Two days to the first presidential debate, 36 days to Nov. 6, 92 days to the fiscal cliff…
In a speech in South Africa in 1966, Robert Kennedy said:
“Like it or not we live in interesting times. They are times of danger and uncertainty; but they are also more open to the creative energy of men than any other time in history.”
Today, no sector in the economy faces more uncertainty than healthcare. Regardless of who the voters select on Nov. 6, healthcare will undergo major changes—more than we currently see defined in the Affordable Car Act. There is no avoiding that. To use former President Clinton’s phrase, it is just the arithmetic [of deficit reduction].
That context aside, I have absolute faith in our system and those real industry leaders who will chart a new course for healthcare delivery in the United States. In other words, I do not see these interesting times as a curse, but as a blessing, loaded with many opportunities.
Change is hard, but it is better to acknowledge the reluctance—the pain, stress, and conflict—of redesigning a healthcare organization, than to mistakenly hold on to the belief that, in the end, it will be business as usual. For those organizations that wait too long to prepare, there will be almost no hope of survival.
Here are some of the changes I think we will see over the next three to seven years:
- Major corporations in increasingly larger numbers will shift from traditional healthcare benefit plans by providing employees with an annual allocation to buy coverage in the open market. Companies hope this approach will lead to lower healthcare costs which, in turn, will improve their profitability as well as their global competitive position. This change will pose some revenue risks for hospitals.

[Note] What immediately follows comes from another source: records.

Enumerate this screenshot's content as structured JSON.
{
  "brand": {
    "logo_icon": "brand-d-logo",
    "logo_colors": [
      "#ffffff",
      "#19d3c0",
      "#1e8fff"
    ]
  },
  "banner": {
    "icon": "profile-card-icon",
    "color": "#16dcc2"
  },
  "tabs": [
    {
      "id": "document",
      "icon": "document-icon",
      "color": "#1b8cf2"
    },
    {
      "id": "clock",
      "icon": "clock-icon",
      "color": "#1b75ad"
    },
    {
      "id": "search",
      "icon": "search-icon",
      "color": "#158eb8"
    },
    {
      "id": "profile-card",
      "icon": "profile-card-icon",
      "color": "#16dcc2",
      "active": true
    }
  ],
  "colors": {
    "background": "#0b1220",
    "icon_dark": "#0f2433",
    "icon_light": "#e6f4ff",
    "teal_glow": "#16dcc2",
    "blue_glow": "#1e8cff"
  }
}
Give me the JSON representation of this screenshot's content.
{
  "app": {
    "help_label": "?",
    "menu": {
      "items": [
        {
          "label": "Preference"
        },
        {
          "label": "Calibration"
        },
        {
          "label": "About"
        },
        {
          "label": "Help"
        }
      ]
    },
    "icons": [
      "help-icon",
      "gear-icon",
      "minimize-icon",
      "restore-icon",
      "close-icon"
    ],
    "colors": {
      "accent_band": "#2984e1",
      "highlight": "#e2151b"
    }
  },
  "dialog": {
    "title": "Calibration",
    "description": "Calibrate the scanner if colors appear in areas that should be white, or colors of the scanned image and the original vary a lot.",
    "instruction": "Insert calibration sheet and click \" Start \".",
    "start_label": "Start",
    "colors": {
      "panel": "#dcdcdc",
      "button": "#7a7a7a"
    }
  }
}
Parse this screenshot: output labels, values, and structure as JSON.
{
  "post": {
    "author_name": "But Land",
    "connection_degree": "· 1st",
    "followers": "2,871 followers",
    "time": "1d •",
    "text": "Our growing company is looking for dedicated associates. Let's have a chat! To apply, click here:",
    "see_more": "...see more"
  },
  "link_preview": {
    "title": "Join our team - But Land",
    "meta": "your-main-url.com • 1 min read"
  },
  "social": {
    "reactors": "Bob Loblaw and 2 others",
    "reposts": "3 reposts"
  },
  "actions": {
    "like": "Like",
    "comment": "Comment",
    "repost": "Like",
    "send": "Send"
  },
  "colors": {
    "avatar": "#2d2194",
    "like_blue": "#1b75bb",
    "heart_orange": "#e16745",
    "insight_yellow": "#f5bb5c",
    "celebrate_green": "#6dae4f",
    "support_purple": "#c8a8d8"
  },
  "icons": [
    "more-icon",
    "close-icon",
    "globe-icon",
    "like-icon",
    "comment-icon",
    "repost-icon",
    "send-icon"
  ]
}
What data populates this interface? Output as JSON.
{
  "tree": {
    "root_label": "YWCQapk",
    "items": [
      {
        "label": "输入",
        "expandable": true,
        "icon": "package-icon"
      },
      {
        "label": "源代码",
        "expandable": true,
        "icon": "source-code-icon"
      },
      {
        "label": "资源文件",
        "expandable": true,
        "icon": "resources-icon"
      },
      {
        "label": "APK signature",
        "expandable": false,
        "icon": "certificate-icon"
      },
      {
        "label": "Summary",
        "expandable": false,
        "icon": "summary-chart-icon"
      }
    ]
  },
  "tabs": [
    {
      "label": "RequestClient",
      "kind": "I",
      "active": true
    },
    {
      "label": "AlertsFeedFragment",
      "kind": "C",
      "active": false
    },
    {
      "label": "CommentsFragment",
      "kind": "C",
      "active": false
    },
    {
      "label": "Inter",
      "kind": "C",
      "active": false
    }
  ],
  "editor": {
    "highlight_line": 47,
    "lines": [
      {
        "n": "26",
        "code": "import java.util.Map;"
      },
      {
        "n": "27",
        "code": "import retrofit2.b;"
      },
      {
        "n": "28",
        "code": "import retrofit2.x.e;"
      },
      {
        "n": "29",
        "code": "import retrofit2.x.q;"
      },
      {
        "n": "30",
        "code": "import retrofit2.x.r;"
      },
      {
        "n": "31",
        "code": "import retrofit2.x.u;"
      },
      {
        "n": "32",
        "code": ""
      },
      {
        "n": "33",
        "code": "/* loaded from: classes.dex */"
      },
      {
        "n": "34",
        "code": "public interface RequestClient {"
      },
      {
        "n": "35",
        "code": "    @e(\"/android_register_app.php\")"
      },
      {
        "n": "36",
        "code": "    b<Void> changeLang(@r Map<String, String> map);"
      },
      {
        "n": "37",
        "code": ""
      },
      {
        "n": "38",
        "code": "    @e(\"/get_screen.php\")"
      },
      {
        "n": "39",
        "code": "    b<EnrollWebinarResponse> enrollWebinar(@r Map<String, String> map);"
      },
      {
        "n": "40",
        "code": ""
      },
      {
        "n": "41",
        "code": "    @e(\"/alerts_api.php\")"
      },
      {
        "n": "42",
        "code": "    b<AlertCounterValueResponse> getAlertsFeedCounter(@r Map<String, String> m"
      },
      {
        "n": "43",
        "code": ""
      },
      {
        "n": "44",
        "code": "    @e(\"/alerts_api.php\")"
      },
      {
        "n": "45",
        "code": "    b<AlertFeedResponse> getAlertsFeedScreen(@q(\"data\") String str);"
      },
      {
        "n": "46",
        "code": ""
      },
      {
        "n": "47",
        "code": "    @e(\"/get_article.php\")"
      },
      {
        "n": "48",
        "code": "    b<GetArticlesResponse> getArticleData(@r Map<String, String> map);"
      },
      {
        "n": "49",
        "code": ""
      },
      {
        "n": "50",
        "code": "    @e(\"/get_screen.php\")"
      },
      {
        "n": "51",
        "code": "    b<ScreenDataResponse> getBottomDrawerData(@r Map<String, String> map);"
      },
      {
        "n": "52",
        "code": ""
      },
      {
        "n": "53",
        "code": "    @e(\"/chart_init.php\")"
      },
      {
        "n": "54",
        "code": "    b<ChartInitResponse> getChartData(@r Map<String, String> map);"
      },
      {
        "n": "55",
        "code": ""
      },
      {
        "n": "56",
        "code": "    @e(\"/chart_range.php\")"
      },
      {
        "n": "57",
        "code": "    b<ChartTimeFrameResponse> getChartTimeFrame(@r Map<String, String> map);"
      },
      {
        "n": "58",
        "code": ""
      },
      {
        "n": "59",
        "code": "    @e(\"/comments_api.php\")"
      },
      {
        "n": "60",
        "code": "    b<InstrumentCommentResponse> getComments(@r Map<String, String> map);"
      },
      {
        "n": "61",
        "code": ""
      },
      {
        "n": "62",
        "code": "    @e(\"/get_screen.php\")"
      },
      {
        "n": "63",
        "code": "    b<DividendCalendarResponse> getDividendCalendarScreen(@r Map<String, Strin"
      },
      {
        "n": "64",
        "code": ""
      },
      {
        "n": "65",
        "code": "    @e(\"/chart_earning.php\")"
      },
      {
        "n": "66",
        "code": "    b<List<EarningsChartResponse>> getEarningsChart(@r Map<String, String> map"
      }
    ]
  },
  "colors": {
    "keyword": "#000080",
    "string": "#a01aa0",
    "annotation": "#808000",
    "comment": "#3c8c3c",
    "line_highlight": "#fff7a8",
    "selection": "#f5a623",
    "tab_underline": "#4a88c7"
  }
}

- Hospitals, especially those with a significant Medicare payer mix, will have to reduce their costs below Medicare rates to maintain a margin. Commercial payers will follow Medicare’s lower rates. This will spark the inevitable transformation of the healthcare delivery business model.
- More than 500 hospitals will be forced to close and more than 425,000 healthcare jobs, at a minimum, will be lost.
- The investor-owned hospital industry will shrink in size—revenues and numbers of facilities—by 15-25 percent as industry growth slows and companies shed assets that produce a drag on earnings. Ironically, some of these hospitals will be picked up by larger not-for-profit health systems.
- Health systems will carefully evaluate their regional assets against the metrics of margin, service commitments, and their eventual role in a population health management model.
- Healthcare real estate investment trusts will become a growth industry as health systems sell off real estate to bolster their balance sheets.
- Architectural firms will retool to design facilities for well-care, not the more expense inpatient sick-care facilities that we construct today. Most of the major construction will be for smaller, more space-flexible hospitals.
- Consultants, including executive and management recruiters, will face client demands for lower costs and increased value—performance-based fees and longer placement guarantees. Some high-cost/high-overhead firms will decrease or eliminate their presence in the healthcare provider segment where the expense pressures will be the greatest.
- Law firms in the healthcare sector will begin charging clients “project fees”, versus the traditional hourly billing structure, to reduce costs. Some firms who have been traditional players in this area will eliminate their healthcare practices in favor of higher margin lines of business.
- Traditional emergency medical services (EMS) providers, primarily operated by government agencies with taxpayers subsidizing the costs, will face similar cost-control pressures. Fort Worth’s regional MedStar system is an example of one EMS system of the future. A highly efficient, non-union government EMS authority that operates successfully without tax support, MedStar created a Community Health Program, a “house call model” that has dramatically reduced the number of transport of chronically ill uninsured patients by monitoring their care in the home. Since its inception, MedStar’s CHP has saved more than $7.4 million in emergency room charges, and reduced 9-1-1 use by these patients by 86.2 percent in 12 months post-enrollment, saving $1.6 million in EMS charges. Look for the creation of more collaborative EMS models such as MedStar.
- Home care, concierge medicine, and long-term care will be growth industries.
© 2012 John Gregory Self